■ **PROMPT**: Every record that follows must be given again exactly.

[App and web page records]
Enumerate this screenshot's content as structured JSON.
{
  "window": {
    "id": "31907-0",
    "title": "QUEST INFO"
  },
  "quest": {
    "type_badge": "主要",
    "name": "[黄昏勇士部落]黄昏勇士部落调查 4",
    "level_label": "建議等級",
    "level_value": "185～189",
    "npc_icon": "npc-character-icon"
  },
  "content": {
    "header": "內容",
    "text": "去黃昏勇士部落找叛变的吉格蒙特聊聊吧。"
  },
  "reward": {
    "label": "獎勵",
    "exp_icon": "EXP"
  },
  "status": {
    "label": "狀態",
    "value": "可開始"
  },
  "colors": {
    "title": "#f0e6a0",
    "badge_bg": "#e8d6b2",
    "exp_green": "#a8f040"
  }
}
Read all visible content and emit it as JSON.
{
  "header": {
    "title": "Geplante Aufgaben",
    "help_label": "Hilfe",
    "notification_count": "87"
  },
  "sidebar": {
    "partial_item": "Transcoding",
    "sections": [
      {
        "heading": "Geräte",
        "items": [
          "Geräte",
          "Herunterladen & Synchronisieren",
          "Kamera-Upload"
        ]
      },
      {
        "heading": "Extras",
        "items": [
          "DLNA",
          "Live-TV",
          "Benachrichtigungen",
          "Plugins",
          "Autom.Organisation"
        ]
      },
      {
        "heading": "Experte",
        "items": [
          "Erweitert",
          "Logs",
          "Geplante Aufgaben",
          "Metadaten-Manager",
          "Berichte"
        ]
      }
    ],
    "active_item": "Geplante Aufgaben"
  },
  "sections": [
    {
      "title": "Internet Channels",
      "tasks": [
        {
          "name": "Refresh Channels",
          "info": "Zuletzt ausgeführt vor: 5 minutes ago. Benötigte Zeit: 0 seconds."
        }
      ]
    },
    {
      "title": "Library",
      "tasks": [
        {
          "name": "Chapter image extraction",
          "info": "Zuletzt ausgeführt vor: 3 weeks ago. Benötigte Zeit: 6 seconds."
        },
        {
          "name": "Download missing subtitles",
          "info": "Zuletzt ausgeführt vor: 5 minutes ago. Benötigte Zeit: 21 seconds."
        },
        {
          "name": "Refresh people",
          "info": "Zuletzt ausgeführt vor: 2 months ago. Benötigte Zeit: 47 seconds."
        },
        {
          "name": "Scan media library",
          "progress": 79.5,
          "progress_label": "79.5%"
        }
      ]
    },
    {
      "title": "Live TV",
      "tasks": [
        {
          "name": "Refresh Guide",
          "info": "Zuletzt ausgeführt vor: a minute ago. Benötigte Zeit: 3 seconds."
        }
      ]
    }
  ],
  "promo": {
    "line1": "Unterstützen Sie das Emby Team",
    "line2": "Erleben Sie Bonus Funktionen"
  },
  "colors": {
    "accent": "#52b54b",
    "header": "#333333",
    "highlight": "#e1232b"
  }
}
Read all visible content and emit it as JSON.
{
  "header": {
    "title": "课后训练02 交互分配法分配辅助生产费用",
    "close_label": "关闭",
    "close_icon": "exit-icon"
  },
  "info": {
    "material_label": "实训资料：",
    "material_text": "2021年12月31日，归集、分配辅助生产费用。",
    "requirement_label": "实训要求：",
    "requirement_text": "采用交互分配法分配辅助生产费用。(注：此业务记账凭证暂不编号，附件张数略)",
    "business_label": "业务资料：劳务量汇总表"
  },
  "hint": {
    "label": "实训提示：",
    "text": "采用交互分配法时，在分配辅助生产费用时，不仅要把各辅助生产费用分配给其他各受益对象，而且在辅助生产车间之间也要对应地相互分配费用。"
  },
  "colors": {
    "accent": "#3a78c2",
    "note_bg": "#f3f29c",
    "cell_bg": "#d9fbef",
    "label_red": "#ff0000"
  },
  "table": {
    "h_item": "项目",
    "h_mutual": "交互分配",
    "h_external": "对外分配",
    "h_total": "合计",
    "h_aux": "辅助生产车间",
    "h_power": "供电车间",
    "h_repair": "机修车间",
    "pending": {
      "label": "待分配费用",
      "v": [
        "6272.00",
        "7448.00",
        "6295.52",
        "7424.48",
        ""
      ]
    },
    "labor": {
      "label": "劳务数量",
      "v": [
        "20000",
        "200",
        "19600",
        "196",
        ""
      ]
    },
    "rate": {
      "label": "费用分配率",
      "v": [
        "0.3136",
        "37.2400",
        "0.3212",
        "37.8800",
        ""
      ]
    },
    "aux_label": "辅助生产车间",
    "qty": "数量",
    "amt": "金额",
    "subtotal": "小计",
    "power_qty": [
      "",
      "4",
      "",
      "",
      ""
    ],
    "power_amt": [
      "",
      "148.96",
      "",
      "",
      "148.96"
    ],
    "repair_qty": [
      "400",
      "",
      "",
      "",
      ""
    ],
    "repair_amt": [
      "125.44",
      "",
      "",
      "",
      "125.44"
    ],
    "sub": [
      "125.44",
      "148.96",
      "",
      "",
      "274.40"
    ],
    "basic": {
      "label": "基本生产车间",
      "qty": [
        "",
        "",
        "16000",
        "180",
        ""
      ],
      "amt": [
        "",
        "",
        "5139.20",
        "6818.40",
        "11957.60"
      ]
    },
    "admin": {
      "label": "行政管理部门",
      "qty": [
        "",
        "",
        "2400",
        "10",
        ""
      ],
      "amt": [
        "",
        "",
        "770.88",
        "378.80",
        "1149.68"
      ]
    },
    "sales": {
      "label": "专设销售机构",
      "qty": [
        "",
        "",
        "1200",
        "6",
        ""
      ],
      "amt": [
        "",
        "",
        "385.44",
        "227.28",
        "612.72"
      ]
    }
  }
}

■ **EXPECTED ANSWER**:
Enumerate this screenshot's content as structured JSON.
{
  "window": {
    "id": "31907-0",
    "title": "QUEST INFO"
  },
  "quest": {
    "type_badge": "主要",
    "name": "[黄昏勇士部落]黄昏勇士部落调查 4",
    "level_label": "建議等級",
    "level_value": "185～189",
    "npc_icon": "npc-character-icon"
  },
  "content": {
    "header": "內容",
    "text": "去黃昏勇士部落找叛变的吉格蒙特聊聊吧。"
  },
  "reward": {
    "label": "獎勵",
    "exp_icon": "EXP"
  },
  "status": {
    "label": "狀態",
    "value": "可開始"
  },
  "colors": {
    "title": "#f0e6a0",
    "badge_bg": "#e8d6b2",
    "exp_green": "#a8f040"
  }
}
Read all visible content and emit it as JSON.
{
  "header": {
    "title": "Geplante Aufgaben",
    "help_label": "Hilfe",
    "notification_count": "87"
  },
  "sidebar": {
    "partial_item": "Transcoding",
    "sections": [
      {
        "heading": "Geräte",
        "items": [
          "Geräte",
          "Herunterladen & Synchronisieren",
          "Kamera-Upload"
        ]
      },
      {
        "heading": "Extras",
        "items": [
          "DLNA",
          "Live-TV",
          "Benachrichtigungen",
          "Plugins",
          "Autom.Organisation"
        ]
      },
      {
        "heading": "Experte",
        "items": [
          "Erweitert",
          "Logs",
          "Geplante Aufgaben",
          "Metadaten-Manager",
          "Berichte"
        ]
      }
    ],
    "active_item": "Geplante Aufgaben"
  },
  "sections": [
    {
      "title": "Internet Channels",
      "tasks": [
        {
          "name": "Refresh Channels",
          "info": "Zuletzt ausgeführt vor: 5 minutes ago. Benötigte Zeit: 0 seconds."
        }
      ]
    },
    {
      "title": "Library",
      "tasks": [
        {
          "name": "Chapter image extraction",
          "info": "Zuletzt ausgeführt vor: 3 weeks ago. Benötigte Zeit: 6 seconds."
        },
        {
          "name": "Download missing subtitles",
          "info": "Zuletzt ausgeführt vor: 5 minutes ago. Benötigte Zeit: 21 seconds."
        },
        {
          "name": "Refresh people",
          "info": "Zuletzt ausgeführt vor: 2 months ago. Benötigte Zeit: 47 seconds."
        },
        {
          "name": "Scan media library",
          "progress": 79.5,
          "progress_label": "79.5%"
        }
      ]
    },
    {
      "title": "Live TV",
      "tasks": [
        {
          "name": "Refresh Guide",
          "info": "Zuletzt ausgeführt vor: a minute ago. Benötigte Zeit: 3 seconds."
        }
      ]
    }
  ],
  "promo": {
    "line1": "Unterstützen Sie das Emby Team",
    "line2": "Erleben Sie Bonus Funktionen"
  },
  "colors": {
    "accent": "#52b54b",
    "header": "#333333",
    "highlight": "#e1232b"
  }
}
Read all visible content and emit it as JSON.
{
  "header": {
    "title": "课后训练02 交互分配法分配辅助生产费用",
    "close_label": "关闭",
    "close_icon": "exit-icon"
  },
  "info": {
    "material_label": "实训资料：",
    "material_text": "2021年12月31日，归集、分配辅助生产费用。",
    "requirement_label": "实训要求：",
    "requirement_text": "采用交互分配法分配辅助生产费用。(注：此业务记账凭证暂不编号，附件张数略)",
    "business_label": "业务资料：劳务量汇总表"
  },
  "hint": {
    "label": "实训提示：",
    "text": "采用交互分配法时，在分配辅助生产费用时，不仅要把各辅助生产费用分配给其他各受益对象，而且在辅助生产车间之间也要对应地相互分配费用。"
  },
  "colors": {
    "accent": "#3a78c2",
    "note_bg": "#f3f29c",
    "cell_bg": "#d9fbef",
    "label_red": "#ff0000"
  },
  "table": {
    "h_item": "项目",
    "h_mutual": "交互分配",
    "h_external": "对外分配",
    "h_total": "合计",
    "h_aux": "辅助生产车间",
    "h_power": "供电车间",
    "h_repair": "机修车间",
    "pending": {
      "label": "待分配费用",
      "v": [
        "6272.00",
        "7448.00",
        "6295.52",
        "7424.48",
        ""
      ]
    },
    "labor": {
      "label": "劳务数量",
      "v": [
        "20000",
        "200",
        "19600",
        "196",
        ""
      ]
    },
    "rate": {
      "label": "费用分配率",
      "v": [
        "0.3136",
        "37.2400",
        "0.3212",
        "37.8800",
        ""
      ]
    },
    "aux_label": "辅助生产车间",
    "qty": "数量",
    "amt": "金额",
    "subtotal": "小计",
    "power_qty": [
      "",
      "4",
      "",
      "",
      ""
    ],
    "power_amt": [
      "",
      "148.96",
      "",
      "",
      "148.96"
    ],
    "repair_qty": [
      "400",
      "",
      "",
      "",
      ""
    ],
    "repair_amt": [
      "125.44",
      "",
      "",
      "",
      "125.44"
    ],
    "sub": [
      "125.44",
      "148.96",
      "",
      "",
      "274.40"
    ],
    "basic": {
      "label": "基本生产车间",
      "qty": [
        "",
        "",
        "16000",
        "180",
        ""
      ],
      "amt": [
        "",
        "",
        "5139.20",
        "6818.40",
        "11957.60"
      ]
    },
    "admin": {
      "label": "行政管理部门",
      "qty": [
        "",
        "",
        "2400",
        "10",
        ""
      ],
      "amt": [
        "",
        "",
        "770.88",
        "378.80",
        "1149.68"
      ]
    },
    "sales": {
      "label": "专设销售机构",
      "qty": [
        "",
        "",
        "1200",
        "6",
        ""
      ],
      "amt": [
        "",
        "",
        "385.44",
        "227.28",
        "612.72"
      ]
    }
  }
}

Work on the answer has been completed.